Letters to the Editor |

Structural Brain Changes in Schizophrenia—Reply

Robert B. Zipursky, MD, FRCPC; Shitij Kapur, MD, PhD, FRCPC
Arch Gen Psychiatry. 1999;56(2):195-196. doi:.
Text Size: A A A
Published online


In reply

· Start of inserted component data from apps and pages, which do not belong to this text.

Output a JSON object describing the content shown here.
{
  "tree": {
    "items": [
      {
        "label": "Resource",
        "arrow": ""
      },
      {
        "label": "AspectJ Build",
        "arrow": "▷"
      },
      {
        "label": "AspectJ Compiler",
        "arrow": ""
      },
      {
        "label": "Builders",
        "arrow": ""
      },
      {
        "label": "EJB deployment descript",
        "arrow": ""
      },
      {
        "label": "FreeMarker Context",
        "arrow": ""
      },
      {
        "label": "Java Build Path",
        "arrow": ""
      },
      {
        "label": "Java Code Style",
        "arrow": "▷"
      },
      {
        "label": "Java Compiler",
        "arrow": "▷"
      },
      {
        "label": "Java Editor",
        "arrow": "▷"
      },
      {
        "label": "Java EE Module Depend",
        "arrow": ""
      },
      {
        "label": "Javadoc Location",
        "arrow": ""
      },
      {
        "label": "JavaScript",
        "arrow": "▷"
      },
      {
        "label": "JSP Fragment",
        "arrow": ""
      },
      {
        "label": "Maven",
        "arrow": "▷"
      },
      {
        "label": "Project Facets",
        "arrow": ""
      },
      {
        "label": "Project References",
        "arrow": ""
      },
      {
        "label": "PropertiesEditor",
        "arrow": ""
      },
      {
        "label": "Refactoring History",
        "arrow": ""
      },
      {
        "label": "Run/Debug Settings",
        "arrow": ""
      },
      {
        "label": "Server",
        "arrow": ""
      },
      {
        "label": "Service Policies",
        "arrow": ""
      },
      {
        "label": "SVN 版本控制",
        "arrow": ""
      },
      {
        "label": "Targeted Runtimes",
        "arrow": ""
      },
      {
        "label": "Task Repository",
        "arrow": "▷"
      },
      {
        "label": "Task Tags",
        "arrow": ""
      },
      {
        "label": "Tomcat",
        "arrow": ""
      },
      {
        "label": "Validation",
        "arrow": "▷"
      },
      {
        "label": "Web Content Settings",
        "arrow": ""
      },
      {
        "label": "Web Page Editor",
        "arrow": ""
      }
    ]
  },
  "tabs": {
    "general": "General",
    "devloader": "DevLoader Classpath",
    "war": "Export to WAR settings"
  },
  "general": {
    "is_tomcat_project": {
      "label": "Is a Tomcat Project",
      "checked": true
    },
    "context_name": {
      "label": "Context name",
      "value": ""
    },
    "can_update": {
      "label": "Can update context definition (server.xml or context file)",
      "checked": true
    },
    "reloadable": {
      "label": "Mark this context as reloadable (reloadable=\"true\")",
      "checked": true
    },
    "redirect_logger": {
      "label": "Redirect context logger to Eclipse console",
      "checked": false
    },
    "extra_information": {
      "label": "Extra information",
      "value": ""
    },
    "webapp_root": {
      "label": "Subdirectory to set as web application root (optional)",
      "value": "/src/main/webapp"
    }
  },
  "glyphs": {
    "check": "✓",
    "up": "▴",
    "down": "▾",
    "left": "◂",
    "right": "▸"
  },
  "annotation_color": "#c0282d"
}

DeLisi correctly points out that our study does not establish that the brain abnormalities found in schizophrenia are neurodevelopmental in origin or due to a fixed lesion. We cannot, however, agree with the suggestion made by DeLisi that "reduction in gray matter was probably a continuous process since it was not as great as that seen when similar patients were scanned in the chronic phase of illness." First, it is not at all clear that our first episode subjects from Toronto, Ontario, were similar to chronically ill subjects recruited from a veterans' hospital in California1; for this reason, we highlighted the possibility that the smaller effect size found in first episode patients might be due to a selection bias. Second, the structural brain abnormalities found in schizophrenia have not generally been found to be associated with the duration of illness in studies of either chronic13 or first episode patients.4,5 Third, despite recent evidence that progression of ventricular enlargement may take place over some part of the course of the illness,6 there is no evidence that this is a process that is continuous over the entire course of the illness. Finally, there is no reason to assume that all structural brain findings in schizophrenia relate to a single pathophysiology. Woods et al7 have suggested that the brain abnormalities found in schizophrenia might be best explained by a 2-process model involving both static and progressive abnormalities. Progressive ventricular enlargement during the course of schizophrenia might also be due to the effects of aging, alcohol, nutrition, medication, or an impoverished environment.8


Sign In to Access Full Content

Don't have Access?

Register and get free email Table of Contents alerts, saved searches, PowerPoint downloads, CME quizzes, and more

Subscribe for full-text access to content from 1998 forward and a host of useful features

Activate your current subscription (AMA members and current subscribers)

Purchase Online Access to this article for 24 hours

First Page Preview

View Large
First page PDF preview





Meets CME requirements for:
Browse CME for all U.S. States
Accreditation Information
The American Medical Association is accredited by the Accreditation Council for Continuing Medical Education to provide continuing medical education for physicians. The AMA designates this journal-based CME activity for a maximum of 1 AMA PRA Category 1 CreditTM per course. Physicians should claim only the credit commensurate with the extent of their participation in the activity. Physicians who complete the CME course and score at least 80% correct on the quiz are eligible for AMA PRA Category 1 CreditTM.
Note: You must get at least of the answers correct to pass this quiz.
You have not filled in all the answers to complete this quiz
The following questions were not answered:
Sorry, you have unsuccessfully completed this CME quiz with a score of
The following questions were not answered correctly:
Commitment to Change (optional):
Indicate what change(s) you will implement in your practice, if any, based on this CME course.
Your quiz results:
The filled radio buttons indicate your responses. The preferred responses are highlighted
For CME Course: A Proposed Model for Initial Assessment and Management of Acute Heart Failure Syndromes
Indicate what changes(s) you will implement in your practice, if any, based on this CME course.
Citing articles are presented as examples only. In non-demo SCM6 implementation, integration with CrossRef’s "Cited By" API will populate this tab (http://www.crossref.org/citedby.html).
Submit a Comment


Some tools below are only available to our subscribers or users with an online account.

Sign In to Access Full Content

Related Content

Customize your page view by dragging & repositioning the boxes below.

See Also...